A graduate of Hillel Day School and Yeshiva High School, Struhl now lives in New York City, where he works as a finance executive. He met Parker during an emotional meeting at Gift of Life’s annual gala dinner in New York last year, and the two have kept in touch.

As for Parker, she’s in awe of Gift of Life and all the selfless donors, especially Struhl. After being so close to the brink of death, she has learned to never take a single moment for granted and cherishes the precious time she has with her family and friends.

“Gift of Life is the vessel for life, and without it, I, along with many others, would have died,” said Parker. “I know I would not be here without the transplant, and every day is a gift. I am so thankful to Jonathan for giving me this gift. When I met him, I felt that he was already part of my family, and I know we’ll always share that close bond.”

Jay Feinberg and Cassi Imrie

Parker and her family were so grateful that they were inspired to pay the kindness forward by getting involved with Gift of Life and helping the cause in any way they could. Parker’s daughter, Cassi Imrie, now serves as a campus ambassador at University of Florida. Her goals are to add 1,000 new donors to the registry and fundraise to help offset the costs associated with testing; since the school year started, she ran her first drive, swabbing 300 people and raising $500.

Struhl has also stayed connected to Gift of Life. After his donation, he spearheaded a young professional’s event where 350 people were swabbed, resulting in one match, and future events are underway as well. He has also introduced several donors and recipients on stage at Gift of Life’s annual gala.

Donors and recipients often correspond with each other and may also meet in person a year after the transplant, depending on the specific case.

Rabbi Greg Kanter of Temple Sinai in Delray Beach, who donated stem cells through Gift of Life last year, has yet to meet his recipient, but is deeply gratified that he had the chance to help someone in such a profound way. He didn’t hesitate when he got a call from Gift of Life telling him he was a match and required some follow-up testing – just days before his wedding in California.

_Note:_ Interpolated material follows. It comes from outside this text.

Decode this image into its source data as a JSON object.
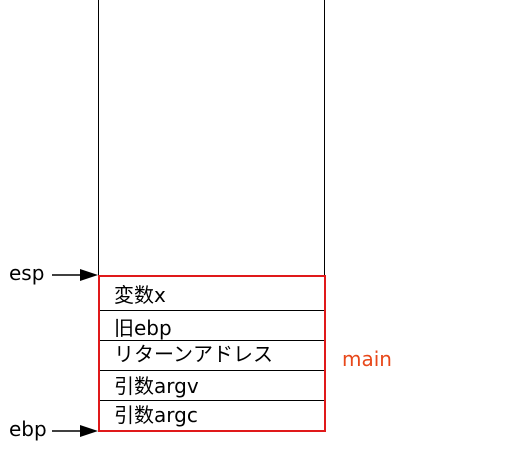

Rabbi Greg Kanter, donor

“The Reform movement is very involved with Gift of Life, and this seemed like such a great way to do a mitzvah,” he recalled. “There was some mild discomfort after, but it doesn’t cost you anything and you can do so much good. Gift of Life is amazing -- they make it so easy for the donors and take such great care of you, and you feel terrific about it afterward.”

Rabbi Kanter recently received a touching message from his recipient, which reinforced his positive feelings. “He wrote me a beautiful letter about how he was able to spend more time with his grandchildren. It’s so nice to know that it worked and that he’s grateful. You just can’t put into words how good it makes you feel.”

He wants to spread that goodness to others and is hoping to run a donor drive in his temple this year. “You want everyone you know to get that good feeling too,” he said. “Then you feel like you kept the mitzvah going.”


There are multiple opportunities to help give or spread the Gift of Life. To find out how to get swabbed and other ways to participate, visit giftoflife.org.

Gift of Life will hold its annual Walk for Life fundraiser on January 17, 2016 at 9 a.m. at Florida Atlantic University, 777 Glades Road in Boca Raton. The festive event, dedicated to raising awareness for bone marrow and blood stem cell transplants, will feature a 5K run/walk, the introduction of a transplant recipient and donor, as well as music, food and a kid’s area. Click here for more information.